What is required
The answer must consist of every line in the data below that holds the word "Clear".

Source information

--

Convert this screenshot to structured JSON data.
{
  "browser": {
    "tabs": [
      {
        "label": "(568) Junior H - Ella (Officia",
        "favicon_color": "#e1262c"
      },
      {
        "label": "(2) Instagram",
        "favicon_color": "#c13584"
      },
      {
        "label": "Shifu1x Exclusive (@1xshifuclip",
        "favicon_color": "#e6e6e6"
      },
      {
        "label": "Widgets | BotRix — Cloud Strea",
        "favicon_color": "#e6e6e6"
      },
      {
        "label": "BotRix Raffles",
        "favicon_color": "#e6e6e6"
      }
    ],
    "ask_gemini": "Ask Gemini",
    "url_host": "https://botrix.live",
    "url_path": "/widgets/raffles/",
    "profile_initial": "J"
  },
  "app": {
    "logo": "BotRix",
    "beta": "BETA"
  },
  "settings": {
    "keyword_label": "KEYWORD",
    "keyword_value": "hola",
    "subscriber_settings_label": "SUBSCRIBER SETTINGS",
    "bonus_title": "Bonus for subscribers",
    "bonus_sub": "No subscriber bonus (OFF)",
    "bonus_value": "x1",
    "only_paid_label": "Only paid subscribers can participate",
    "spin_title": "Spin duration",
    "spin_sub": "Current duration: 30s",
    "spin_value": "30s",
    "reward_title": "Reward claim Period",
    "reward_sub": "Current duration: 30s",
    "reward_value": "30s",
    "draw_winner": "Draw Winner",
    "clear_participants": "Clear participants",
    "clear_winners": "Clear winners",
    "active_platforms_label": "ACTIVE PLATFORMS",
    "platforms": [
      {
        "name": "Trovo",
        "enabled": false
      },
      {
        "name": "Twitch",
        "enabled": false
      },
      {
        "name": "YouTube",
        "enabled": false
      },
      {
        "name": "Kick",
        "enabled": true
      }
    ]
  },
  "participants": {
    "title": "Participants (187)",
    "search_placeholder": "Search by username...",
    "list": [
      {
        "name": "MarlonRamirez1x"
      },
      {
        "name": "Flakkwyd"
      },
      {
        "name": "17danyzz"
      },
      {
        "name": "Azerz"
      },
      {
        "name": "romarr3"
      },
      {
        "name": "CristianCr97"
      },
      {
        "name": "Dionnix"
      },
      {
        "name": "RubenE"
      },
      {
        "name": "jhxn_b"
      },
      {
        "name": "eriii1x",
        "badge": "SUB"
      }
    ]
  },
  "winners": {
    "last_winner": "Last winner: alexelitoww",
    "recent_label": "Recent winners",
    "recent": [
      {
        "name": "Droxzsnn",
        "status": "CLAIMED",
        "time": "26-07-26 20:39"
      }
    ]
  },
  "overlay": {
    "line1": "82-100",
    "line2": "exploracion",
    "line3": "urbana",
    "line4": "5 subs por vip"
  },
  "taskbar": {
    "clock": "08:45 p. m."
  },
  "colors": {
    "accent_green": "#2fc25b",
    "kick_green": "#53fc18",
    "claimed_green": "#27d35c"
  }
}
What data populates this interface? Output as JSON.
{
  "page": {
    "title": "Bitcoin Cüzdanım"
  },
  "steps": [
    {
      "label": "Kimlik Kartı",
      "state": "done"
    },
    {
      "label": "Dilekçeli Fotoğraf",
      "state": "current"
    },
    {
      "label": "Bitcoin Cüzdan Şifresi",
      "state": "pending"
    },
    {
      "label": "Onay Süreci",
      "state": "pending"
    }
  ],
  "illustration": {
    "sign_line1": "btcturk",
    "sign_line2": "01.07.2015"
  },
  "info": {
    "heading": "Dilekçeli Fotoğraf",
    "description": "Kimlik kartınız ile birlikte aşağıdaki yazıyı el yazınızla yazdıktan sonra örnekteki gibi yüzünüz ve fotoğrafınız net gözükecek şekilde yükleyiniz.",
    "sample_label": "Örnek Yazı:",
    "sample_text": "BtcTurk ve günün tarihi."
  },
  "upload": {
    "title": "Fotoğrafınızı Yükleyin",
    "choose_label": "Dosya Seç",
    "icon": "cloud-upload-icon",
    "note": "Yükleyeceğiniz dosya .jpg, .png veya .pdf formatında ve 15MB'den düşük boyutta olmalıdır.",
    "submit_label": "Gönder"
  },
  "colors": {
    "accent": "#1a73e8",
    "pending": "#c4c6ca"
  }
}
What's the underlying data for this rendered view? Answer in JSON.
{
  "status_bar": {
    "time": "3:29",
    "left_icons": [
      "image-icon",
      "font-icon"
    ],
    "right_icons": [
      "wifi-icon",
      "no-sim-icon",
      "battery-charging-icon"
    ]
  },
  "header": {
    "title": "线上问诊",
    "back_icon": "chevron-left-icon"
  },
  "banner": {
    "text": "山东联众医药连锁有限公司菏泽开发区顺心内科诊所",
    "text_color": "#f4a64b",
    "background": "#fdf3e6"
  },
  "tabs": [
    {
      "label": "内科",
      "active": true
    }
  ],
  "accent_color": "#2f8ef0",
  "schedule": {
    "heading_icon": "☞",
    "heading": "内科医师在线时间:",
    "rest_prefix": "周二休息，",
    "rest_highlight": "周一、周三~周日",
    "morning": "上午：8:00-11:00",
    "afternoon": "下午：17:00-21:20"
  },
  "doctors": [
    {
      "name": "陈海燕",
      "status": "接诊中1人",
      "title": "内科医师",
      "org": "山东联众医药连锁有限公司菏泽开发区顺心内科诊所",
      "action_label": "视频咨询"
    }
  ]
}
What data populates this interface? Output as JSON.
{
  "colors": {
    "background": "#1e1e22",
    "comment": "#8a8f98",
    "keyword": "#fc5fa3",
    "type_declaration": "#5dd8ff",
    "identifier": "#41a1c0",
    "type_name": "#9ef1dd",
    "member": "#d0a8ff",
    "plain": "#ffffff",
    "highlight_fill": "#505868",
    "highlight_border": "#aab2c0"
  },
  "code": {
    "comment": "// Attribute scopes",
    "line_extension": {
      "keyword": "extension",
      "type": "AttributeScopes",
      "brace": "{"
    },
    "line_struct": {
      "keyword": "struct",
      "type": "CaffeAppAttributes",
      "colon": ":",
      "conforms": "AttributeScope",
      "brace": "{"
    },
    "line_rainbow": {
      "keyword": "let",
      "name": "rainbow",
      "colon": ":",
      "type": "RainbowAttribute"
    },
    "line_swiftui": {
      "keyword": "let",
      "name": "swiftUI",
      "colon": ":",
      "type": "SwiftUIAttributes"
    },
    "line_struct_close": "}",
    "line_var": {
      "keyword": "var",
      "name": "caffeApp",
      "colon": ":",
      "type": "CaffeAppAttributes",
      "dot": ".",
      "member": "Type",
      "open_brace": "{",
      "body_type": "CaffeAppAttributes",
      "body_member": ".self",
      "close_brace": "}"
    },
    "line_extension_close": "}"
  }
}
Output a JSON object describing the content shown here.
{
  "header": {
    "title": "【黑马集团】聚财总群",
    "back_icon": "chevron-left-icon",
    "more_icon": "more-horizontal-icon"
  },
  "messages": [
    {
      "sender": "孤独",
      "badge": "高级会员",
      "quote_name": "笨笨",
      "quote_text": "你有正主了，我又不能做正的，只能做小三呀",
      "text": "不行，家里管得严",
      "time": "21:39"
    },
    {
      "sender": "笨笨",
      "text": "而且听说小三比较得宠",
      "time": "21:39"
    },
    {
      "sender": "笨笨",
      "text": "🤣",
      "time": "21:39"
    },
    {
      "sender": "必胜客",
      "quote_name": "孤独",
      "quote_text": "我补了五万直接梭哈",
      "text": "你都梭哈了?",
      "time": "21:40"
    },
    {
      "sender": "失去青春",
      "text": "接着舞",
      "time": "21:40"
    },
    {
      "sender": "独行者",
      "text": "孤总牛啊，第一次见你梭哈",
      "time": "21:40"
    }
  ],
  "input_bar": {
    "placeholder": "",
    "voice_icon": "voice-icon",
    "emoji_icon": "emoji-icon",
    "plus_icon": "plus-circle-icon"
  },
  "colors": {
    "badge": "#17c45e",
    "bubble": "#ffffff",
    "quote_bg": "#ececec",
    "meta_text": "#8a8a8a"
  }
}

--

Completed task
    "clear_participants": "Clear participants",
    "clear_winners": "Clear winners",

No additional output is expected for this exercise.